Arnd Bergmann | 21 Aug 19:08 2010

Re: [PATCH 00/19] RFC, v2: "New" /dev/crypto user-space interface

On Friday 20 August 2010 10:45:43 Miloslav Trma─Ź wrote:
> Major changes since the previous post:
> * "struct nlattr"-based extensible attributes used for extensibility
>   of most operations, both for input and output attributes

The API here looks overly complex resulting from the use of a combination
of ioctl and netlink. If your interface cannot be easily expressed using
simple (no indirect pointers or variable-length fields please) ioctl
and read/write operations, why not go all the way and turn the interface
into a netlink facility?

> * Full compat_ioctl implementation

New drivers should be written to *avoid* compat_ioctl calls, using only
very simple fixed-length data structures as ioctl commands.

> * Version number added to the data format used when wrapping keys for storage

Again, wrong direction. If you think you need a version number, the interface
is probably not ready for inclusion yet. Make sure it is simple enough that
you don't run into the case where you have to make incompatible changes
that require API versioning.

>   The libtom* patches will probably still be too large for the mailing list;
>   the whole patch set is also available at
> .

They actually seem to have made it to the list.
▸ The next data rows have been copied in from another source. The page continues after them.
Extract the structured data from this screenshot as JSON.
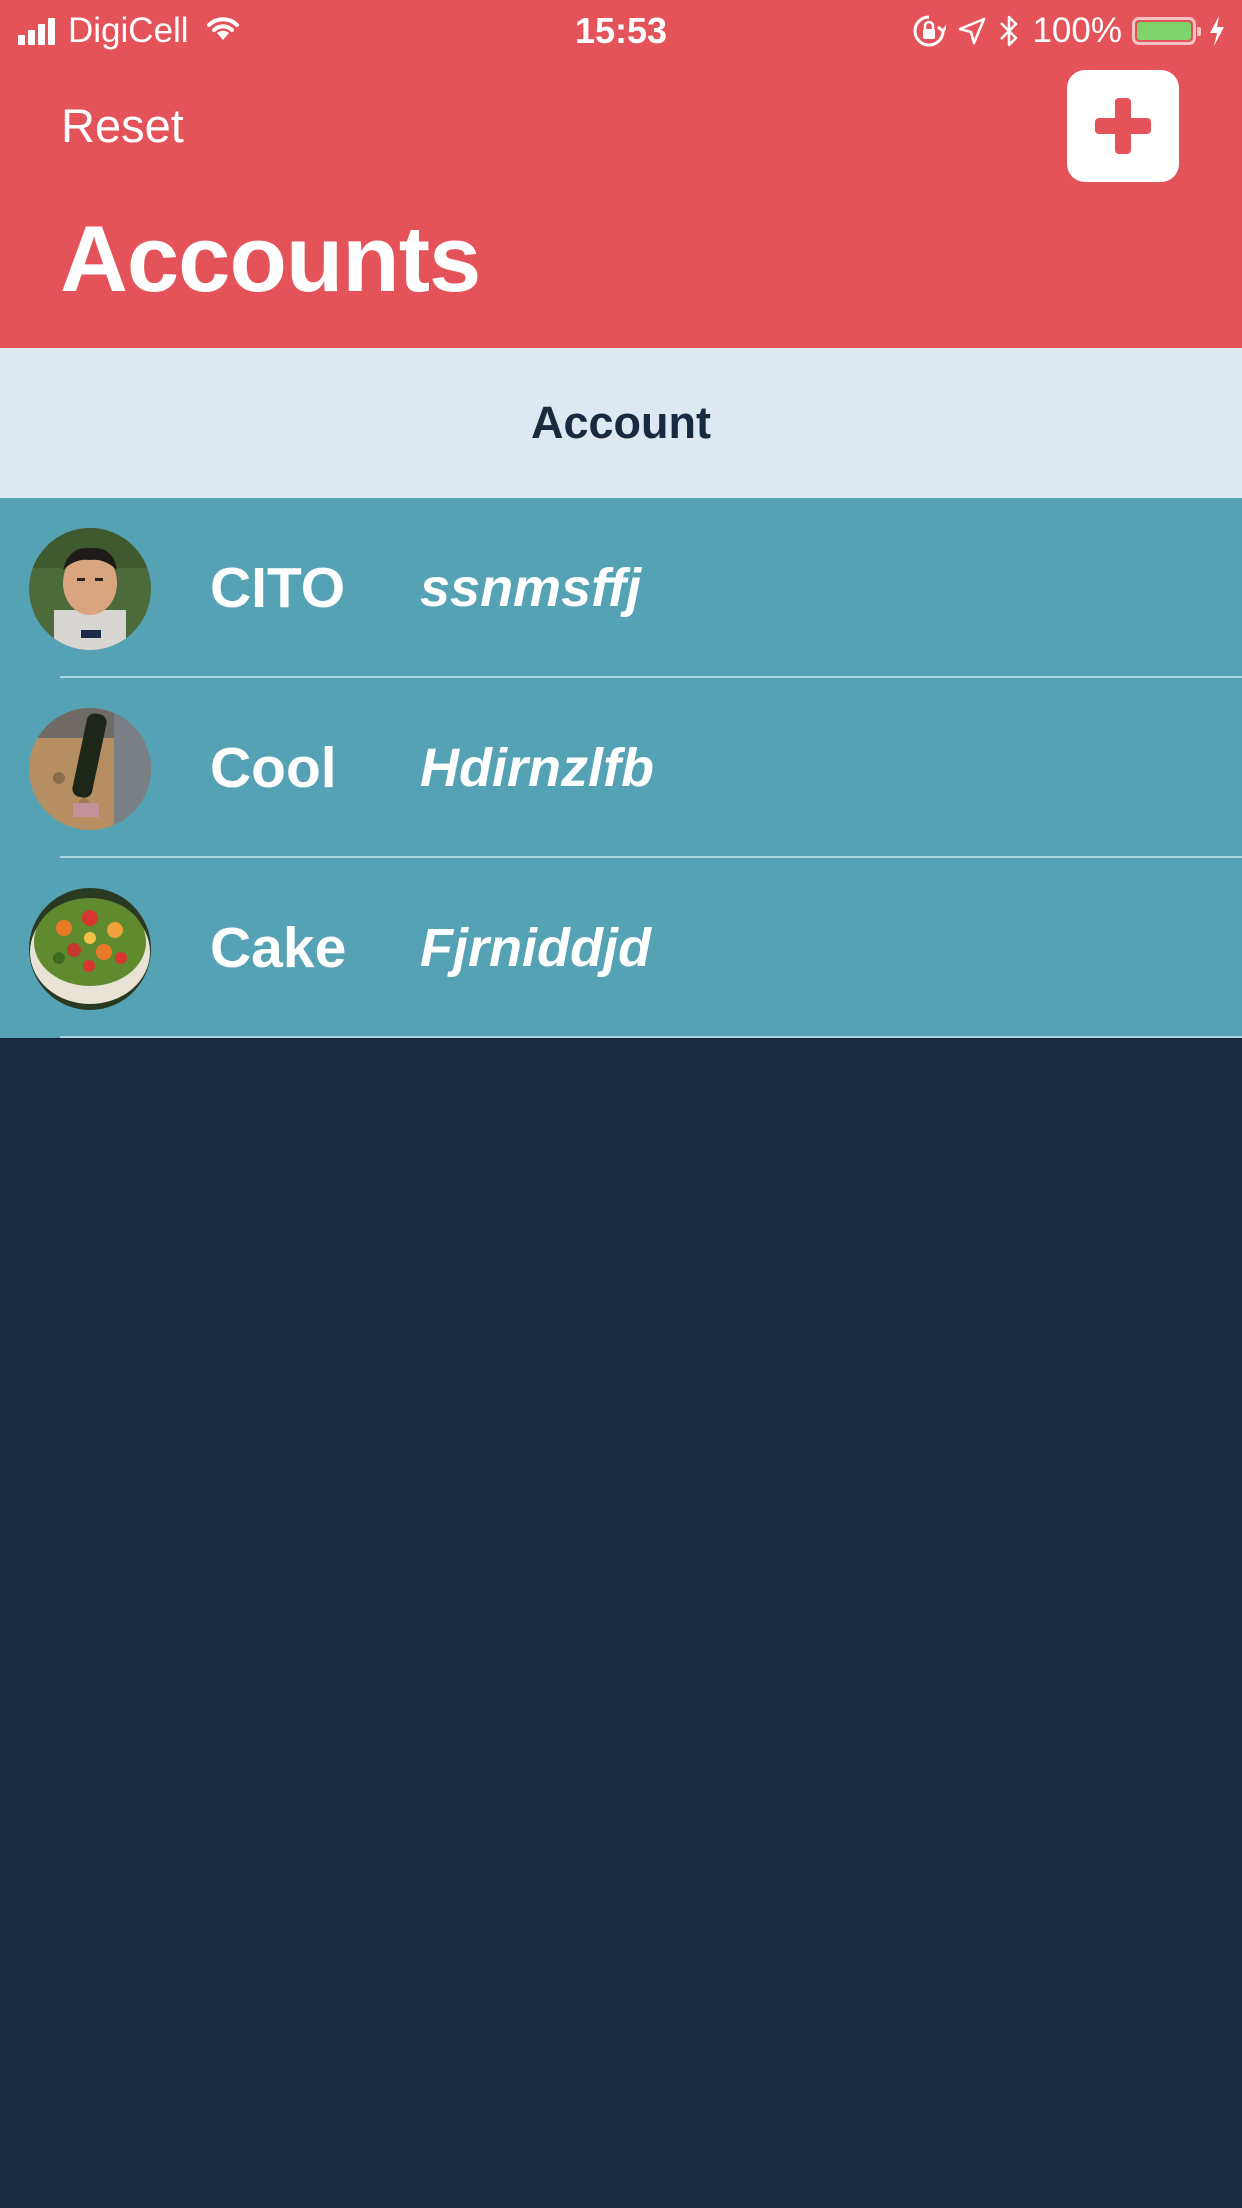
{
  "status_bar": {
    "carrier": "DigiCell",
    "time": "15:53",
    "battery_percent": "100%",
    "icons": [
      "signal-icon",
      "wifi-icon",
      "orientation-lock-icon",
      "location-icon",
      "bluetooth-icon",
      "battery-icon",
      "charging-icon"
    ]
  },
  "nav": {
    "left_button": "Reset",
    "right_button_icon": "plus-icon",
    "title": "Accounts"
  },
  "section": {
    "header": "Account"
  },
  "accounts": [
    {
      "name": "CITO",
      "handle": "ssnmsffj",
      "avatar": "person-photo"
    },
    {
      "name": "Cool",
      "handle": "Hdirnzlfb",
      "avatar": "bottle-photo"
    },
    {
      "name": "Cake",
      "handle": "Fjrniddjd",
      "avatar": "fruit-cake-photo"
    }
  ],
  "colors": {
    "header_bg": "#e5535a",
    "section_bg": "#dde8f1",
    "row_bg": "#56a2b5",
    "page_bg": "#172a40"
  }
}
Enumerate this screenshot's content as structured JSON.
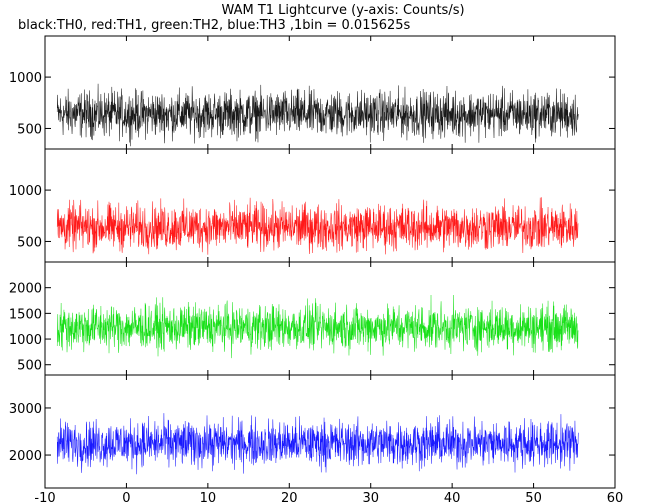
{
  "title": "WAM T1 Lightcurve (y-axis: Counts/s)",
  "subtitle": "black:TH0, red:TH1, green:TH2, blue:TH3 ,1bin = 0.015625s",
  "chart_data": {
    "type": "line",
    "title": "WAM T1 Lightcurve (y-axis: Counts/s)",
    "subtitle": "black:TH0, red:TH1, green:TH2, blue:TH3 ,1bin = 0.015625s",
    "xlabel": "",
    "ylabel": "Counts/s",
    "bin_width_s": 0.015625,
    "xlim": [
      -10,
      60
    ],
    "x_ticks": [
      -10,
      0,
      10,
      20,
      30,
      40,
      50,
      60
    ],
    "x_data_range": [
      -8.5,
      55.5
    ],
    "grid": false,
    "series": [
      {
        "name": "TH0",
        "color": "#000000",
        "ylim": [
          300,
          1400
        ],
        "y_ticks": [
          500,
          1000
        ],
        "mean": 640,
        "spread": 330
      },
      {
        "name": "TH1",
        "color": "#ff0000",
        "ylim": [
          300,
          1400
        ],
        "y_ticks": [
          500,
          1000
        ],
        "mean": 640,
        "spread": 330
      },
      {
        "name": "TH2",
        "color": "#00dd00",
        "ylim": [
          300,
          2500
        ],
        "y_ticks": [
          500,
          1000,
          1500,
          2000
        ],
        "mean": 1230,
        "spread": 650
      },
      {
        "name": "TH3",
        "color": "#0000ff",
        "ylim": [
          1300,
          3700
        ],
        "y_ticks": [
          2000,
          3000
        ],
        "mean": 2250,
        "spread": 720
      }
    ]
  }
}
However, the more signficant
problem is the amount of code added to a security module. 20000 lines of
code that is essentially a user-level library moved into kernel space
can open up so many possible holes that you end up with a less secure
(and slower) setup in the end than just doing everything in user space.
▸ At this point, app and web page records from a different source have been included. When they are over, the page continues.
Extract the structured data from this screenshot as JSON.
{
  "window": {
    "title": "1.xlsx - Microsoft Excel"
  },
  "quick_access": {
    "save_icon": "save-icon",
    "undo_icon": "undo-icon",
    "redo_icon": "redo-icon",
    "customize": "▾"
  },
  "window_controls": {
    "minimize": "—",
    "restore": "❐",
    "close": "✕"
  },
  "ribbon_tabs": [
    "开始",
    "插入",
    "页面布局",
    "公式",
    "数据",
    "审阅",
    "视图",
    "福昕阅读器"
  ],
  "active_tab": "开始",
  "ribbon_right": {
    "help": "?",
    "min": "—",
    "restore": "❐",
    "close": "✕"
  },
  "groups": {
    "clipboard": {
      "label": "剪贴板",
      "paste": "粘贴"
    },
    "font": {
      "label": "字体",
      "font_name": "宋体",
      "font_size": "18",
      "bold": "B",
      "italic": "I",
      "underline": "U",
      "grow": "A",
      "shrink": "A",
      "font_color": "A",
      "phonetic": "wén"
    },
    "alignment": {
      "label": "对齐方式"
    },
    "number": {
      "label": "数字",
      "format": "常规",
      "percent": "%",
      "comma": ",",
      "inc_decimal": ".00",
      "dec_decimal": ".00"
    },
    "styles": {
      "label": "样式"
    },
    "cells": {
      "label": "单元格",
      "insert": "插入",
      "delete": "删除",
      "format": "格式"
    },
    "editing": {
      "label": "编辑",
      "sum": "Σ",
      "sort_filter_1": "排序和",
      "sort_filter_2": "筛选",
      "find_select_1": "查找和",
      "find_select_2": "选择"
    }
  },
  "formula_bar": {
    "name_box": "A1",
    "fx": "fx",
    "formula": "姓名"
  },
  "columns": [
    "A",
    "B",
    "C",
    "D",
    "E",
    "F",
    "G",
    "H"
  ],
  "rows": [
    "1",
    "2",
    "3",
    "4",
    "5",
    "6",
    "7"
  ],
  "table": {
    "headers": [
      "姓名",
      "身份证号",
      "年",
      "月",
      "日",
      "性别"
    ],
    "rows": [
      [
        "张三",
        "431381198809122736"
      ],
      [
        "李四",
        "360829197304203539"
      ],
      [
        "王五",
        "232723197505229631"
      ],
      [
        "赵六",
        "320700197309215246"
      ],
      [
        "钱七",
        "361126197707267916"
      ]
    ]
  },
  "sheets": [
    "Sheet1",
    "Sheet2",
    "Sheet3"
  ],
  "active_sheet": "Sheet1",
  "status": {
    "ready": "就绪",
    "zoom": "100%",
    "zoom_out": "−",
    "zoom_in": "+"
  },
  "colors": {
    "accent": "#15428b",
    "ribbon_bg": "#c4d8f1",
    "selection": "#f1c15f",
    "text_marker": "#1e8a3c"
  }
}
> Original patch set description follows.
> These are the major differences compared to the BSD-like interface:
> * The API supports key storage and management inside the kernel.
>   An application can thus ask the kernel to generate a key; the key is
>   then referenced via an integer identifier, and the application can be
>   prevented from accessing the raw key data.  Such a key can, if so configured,
>   still be wrapped for key transport to the recipient of the message, and
>   unwrapped by the recipient.

As Kyle mentioned, we already have a key management API in the kernel.
I think you should make a better effort of interfacing with that and
adding features you need to it, like a way to prevent the kernel from
handing out keys as you mentioned in your reply.

>   An user-space library is not separated, options are a) root
>   running daemon that does crypto, but this would be slow due to context
>   switches, scheduler mismatching and all the IPC overhead and b) use crypto
>   that is in the kernel.

I think you will have to back that statement by measurements. There are
reasonably fast ways to do IPC and the interface you suggest to put in the
kernel does not exactly look tuned for performance.

> * FIPS-140-3 calls out for cryptographic functions to be non-debuggable (ptrace)
>   meaning that you cannot get to the key material. The solution is the same as
>   above.

We have kgdb, kdb, qemu gdbserver, tracing and more things that would very
much make your code debuggable.

OTOH, disabling ptrace with a root-only prctl should be an easy thing to
implement if there is a use case for it.

> Other advantages to having kernel crypto available to user space:
> * User space will be able to take advantage of kernel drivers for hardware
>   crypto accelerators.

I can see this as a good reason to put a proper interface for asymmetric
crypto into the kernel. There are PCI cards and other things that are
supported using ad-hoc interfaces right now. It would be wonderful
if someone could clean that up and create a simple common interface that
covers all the hardware variants.
But that does not justify putting a software implementation into the kernel.

For symmetric crypto and hashing hardware acceleration is typically
implemented as CPU instructions anyway and available to user space
already, without the need for kernel support.

> * glibc, which in some configurations links to for hashes
>   necessary for crypt(), will be able to use the kernel implementation; this
>   means one less library to load and dynamically link for each such process.

If you are really worried about library load times, you can probably create
a patch that statically links libfreebl3 into glibc.